Cornell University, the Massachusetts Institute of Technology, and New York University are the tops when it comes to offering courses in cryptocurrencies and blockchain technology, according to a new report from Coinbase.
In addition, more than half (56%) of the world’s top 50 universities now offer at least one cryptocurrency or blockchain course, according to the 2nd Annual Coinbase Report on Higher Education, released on August 28. That’s up from 42% in 2018.
What’s more, the number of students that report having taken one of those courses doubled in the past year.
“The increasing interest in studying crypto at colleges and universities speaks volumes about the future of money,” said Nina Willdorf, director of content and editorial for Coinbase, in a release. “What’s most exciting about these findings is that they show interest far beyond computer science and programming to law, economics, finance, and social sciences.”
Nearly 70% of those classes are in departments other than computer science. While it accounts for almost one third of crypto and blockchain classes, finance, business and economics departments now account for nearly 20%. Law classes make up another 10.7%.

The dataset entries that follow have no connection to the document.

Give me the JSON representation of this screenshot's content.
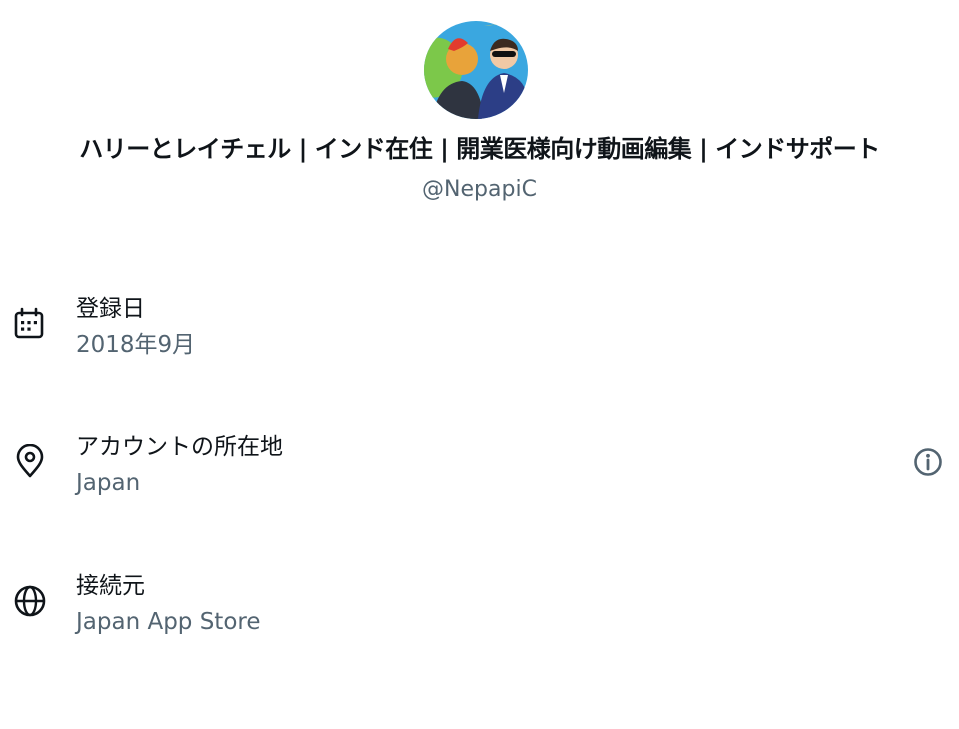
{
  "profile": {
    "display_name": "ハリーとレイチェル | インド在住 | 開業医様向け動画編集 | インドサポート",
    "handle": "@NepapiC"
  },
  "about": {
    "joined": {
      "icon": "calendar-icon",
      "title": "登録日",
      "value": "2018年9月"
    },
    "location": {
      "icon": "location-pin-icon",
      "title": "アカウントの所在地",
      "value": "Japan",
      "info_icon": "info-icon"
    },
    "connected_via": {
      "icon": "globe-icon",
      "title": "接続元",
      "value": "Japan App Store"
    }
  },
  "colors": {
    "primary_text": "#0f1419",
    "secondary_text": "#536471",
    "background": "#ffffff"
  }
}
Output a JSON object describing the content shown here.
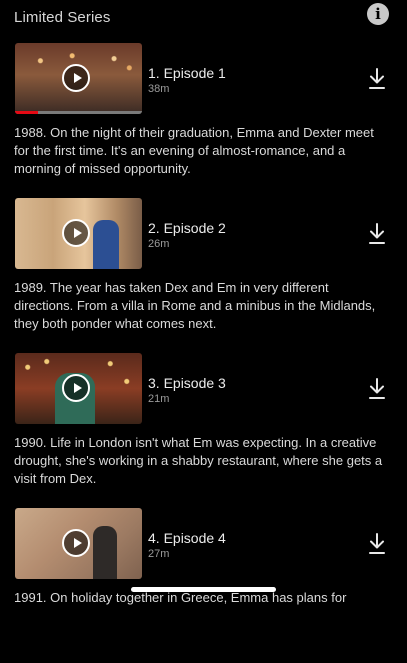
{
  "header": {
    "title": "Limited Series",
    "info_icon": "info-icon"
  },
  "episodes": [
    {
      "title": "1. Episode 1",
      "duration": "38m",
      "progress": 0.18,
      "description": "1988. On the night of their graduation, Emma and Dexter meet for the first time. It's an evening of almost-romance, and a morning of missed opportunity."
    },
    {
      "title": "2. Episode 2",
      "duration": "26m",
      "description": "1989. The year has taken Dex and Em in very different directions. From a villa in Rome and a minibus in the Midlands, they both ponder what comes next."
    },
    {
      "title": "3. Episode 3",
      "duration": "21m",
      "description": "1990. Life in London isn't what Em was expecting. In a creative drought, she's working in a shabby restaurant, where she gets a visit from Dex."
    },
    {
      "title": "4. Episode 4",
      "duration": "27m",
      "description": "1991. On holiday together in Greece, Emma has plans for"
    }
  ],
  "colors": {
    "background": "#000000",
    "progress": "#e50914",
    "text_primary": "#ececec",
    "text_secondary": "#9a9a9a"
  },
  "icons": {
    "play": "play-icon",
    "download": "download-icon"
  }
}
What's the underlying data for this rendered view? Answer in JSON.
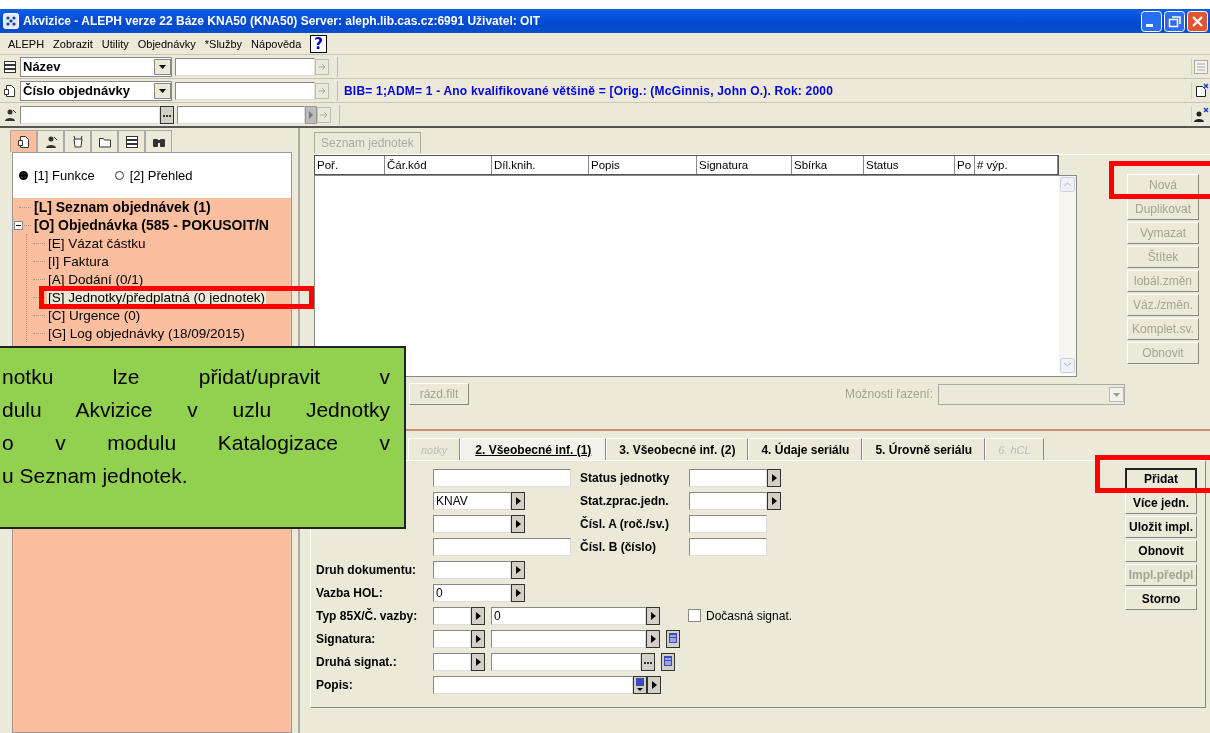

“The blockchain domain’s interdisciplinary nature makes it very different from any traditional field,” University of California Berkeley (No. 6) computer science professor Dawn Song was quoted as saying in the report. “And so at schools around the world, legal scholars are grappling with ethics and regulatory structures, economists are exploring the potential of borderless currency, computer scientists are building new applications, and social scientists are looking at overall impact on society.”
Coinbase’s report also notes a growing interest among students in learning how to use blockchain and cryptocurrencies for social justice causes. That grew from 13% to 20% between 2018 and 2019.
Indeed, Facebook has made helping the unbanked poor access financial services a major part of its reason for creating the proposed Libra cryptocurrency. The United Nations is also actively exploring the technology. The UN High Commissioner for Refugees (UNHCR), the UN International Children’s Emergency Fund (UNICEF) and the UN World Food Programme (WFP) are all using or experimenting with blockchain.
The study was performed by Qriously for Coinbase. It surveyed 735 U.S. students age 16 and older. The general population survey included 6,011 respondents, also 16 and older. The report’s authors also reviewed courses at 50 international universities, analyzed research citations and extracurricular offerings, and interviewed students and professors. The Top 50 Universities were based on U.S. News & World Reports: Best Global Universities of 2019.